What the task requires
From the records, pick out and copy each line containing "week".

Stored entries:
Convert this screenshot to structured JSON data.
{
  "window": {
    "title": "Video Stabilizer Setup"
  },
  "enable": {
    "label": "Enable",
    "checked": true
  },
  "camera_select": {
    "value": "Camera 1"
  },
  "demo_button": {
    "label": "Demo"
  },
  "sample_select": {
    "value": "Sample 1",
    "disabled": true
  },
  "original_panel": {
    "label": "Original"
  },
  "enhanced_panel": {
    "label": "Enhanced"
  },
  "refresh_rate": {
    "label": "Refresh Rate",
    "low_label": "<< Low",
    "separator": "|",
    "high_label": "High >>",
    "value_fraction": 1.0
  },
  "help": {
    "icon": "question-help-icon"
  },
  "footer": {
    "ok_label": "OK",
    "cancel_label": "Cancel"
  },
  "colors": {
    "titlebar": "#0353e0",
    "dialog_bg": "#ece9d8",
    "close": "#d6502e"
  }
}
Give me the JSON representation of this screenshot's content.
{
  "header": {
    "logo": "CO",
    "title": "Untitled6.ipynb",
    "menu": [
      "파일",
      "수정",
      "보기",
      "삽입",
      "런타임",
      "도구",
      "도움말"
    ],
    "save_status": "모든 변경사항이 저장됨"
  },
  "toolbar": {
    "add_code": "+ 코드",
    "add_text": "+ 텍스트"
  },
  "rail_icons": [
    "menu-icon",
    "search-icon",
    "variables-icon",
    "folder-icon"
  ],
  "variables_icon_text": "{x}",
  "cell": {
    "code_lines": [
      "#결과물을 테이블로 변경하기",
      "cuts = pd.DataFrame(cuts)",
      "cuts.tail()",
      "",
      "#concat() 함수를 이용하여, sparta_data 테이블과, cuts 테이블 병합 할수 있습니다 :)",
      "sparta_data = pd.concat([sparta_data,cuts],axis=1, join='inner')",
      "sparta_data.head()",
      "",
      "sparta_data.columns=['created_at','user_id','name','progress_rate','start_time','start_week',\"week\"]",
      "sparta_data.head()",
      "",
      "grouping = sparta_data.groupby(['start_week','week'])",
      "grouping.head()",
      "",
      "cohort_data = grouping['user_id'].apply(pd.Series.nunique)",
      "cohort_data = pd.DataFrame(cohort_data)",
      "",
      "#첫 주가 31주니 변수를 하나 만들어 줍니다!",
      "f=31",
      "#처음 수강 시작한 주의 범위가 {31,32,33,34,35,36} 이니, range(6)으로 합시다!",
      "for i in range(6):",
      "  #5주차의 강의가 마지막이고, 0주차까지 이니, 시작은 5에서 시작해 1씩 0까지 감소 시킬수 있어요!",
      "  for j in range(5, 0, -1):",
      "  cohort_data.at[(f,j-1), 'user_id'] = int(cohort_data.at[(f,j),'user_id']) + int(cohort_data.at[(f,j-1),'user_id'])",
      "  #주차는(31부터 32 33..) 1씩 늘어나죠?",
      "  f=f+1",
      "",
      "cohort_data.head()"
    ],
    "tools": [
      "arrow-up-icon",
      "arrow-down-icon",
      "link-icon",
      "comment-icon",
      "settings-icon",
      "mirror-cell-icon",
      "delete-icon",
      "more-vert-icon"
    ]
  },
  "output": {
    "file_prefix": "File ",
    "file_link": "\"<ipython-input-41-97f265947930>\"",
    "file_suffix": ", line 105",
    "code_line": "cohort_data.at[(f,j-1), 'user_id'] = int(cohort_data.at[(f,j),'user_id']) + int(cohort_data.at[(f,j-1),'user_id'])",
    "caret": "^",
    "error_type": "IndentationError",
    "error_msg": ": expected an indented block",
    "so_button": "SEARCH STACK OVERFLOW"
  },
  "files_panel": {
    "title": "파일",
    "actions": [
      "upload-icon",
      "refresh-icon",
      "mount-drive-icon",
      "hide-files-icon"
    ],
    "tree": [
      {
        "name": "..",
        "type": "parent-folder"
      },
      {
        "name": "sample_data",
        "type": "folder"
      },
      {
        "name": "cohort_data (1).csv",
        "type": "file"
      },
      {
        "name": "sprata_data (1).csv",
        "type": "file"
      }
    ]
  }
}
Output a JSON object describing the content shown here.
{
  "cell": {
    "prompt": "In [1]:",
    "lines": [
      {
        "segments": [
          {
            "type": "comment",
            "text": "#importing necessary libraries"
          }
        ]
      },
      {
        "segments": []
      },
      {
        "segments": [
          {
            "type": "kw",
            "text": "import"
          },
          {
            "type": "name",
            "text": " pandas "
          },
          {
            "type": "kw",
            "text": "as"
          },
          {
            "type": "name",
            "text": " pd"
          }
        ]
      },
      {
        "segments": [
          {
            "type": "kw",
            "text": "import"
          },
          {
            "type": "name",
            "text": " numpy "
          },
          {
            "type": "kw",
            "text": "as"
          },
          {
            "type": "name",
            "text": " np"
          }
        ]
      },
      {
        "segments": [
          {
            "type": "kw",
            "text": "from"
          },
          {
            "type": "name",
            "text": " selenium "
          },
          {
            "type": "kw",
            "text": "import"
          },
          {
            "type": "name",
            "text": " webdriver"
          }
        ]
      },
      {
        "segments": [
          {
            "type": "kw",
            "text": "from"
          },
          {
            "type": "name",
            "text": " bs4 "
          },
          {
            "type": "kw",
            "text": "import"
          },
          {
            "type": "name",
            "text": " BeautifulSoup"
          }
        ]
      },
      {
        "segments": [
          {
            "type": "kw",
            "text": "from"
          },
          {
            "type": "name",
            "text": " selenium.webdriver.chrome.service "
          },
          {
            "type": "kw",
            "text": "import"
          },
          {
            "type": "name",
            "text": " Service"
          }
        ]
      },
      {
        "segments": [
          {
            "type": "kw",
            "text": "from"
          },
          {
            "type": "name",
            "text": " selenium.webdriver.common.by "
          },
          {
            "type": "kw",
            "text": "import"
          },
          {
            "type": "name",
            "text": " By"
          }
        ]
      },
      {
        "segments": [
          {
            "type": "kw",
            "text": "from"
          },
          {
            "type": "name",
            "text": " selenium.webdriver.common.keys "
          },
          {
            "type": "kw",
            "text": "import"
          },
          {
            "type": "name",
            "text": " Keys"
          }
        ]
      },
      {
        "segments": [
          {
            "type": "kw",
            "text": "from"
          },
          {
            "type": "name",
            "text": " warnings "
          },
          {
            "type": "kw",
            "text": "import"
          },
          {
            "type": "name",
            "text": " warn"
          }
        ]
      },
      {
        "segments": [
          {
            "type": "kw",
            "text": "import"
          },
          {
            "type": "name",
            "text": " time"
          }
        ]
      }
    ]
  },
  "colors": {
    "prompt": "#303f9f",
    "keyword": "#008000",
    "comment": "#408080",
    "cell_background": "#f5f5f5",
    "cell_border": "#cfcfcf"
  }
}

Expected answer
      "sparta_data.columns=['created_at','user_id','name','progress_rate','start_time','start_week',\"week\"]",
      "grouping = sparta_data.groupby(['start_week','week'])",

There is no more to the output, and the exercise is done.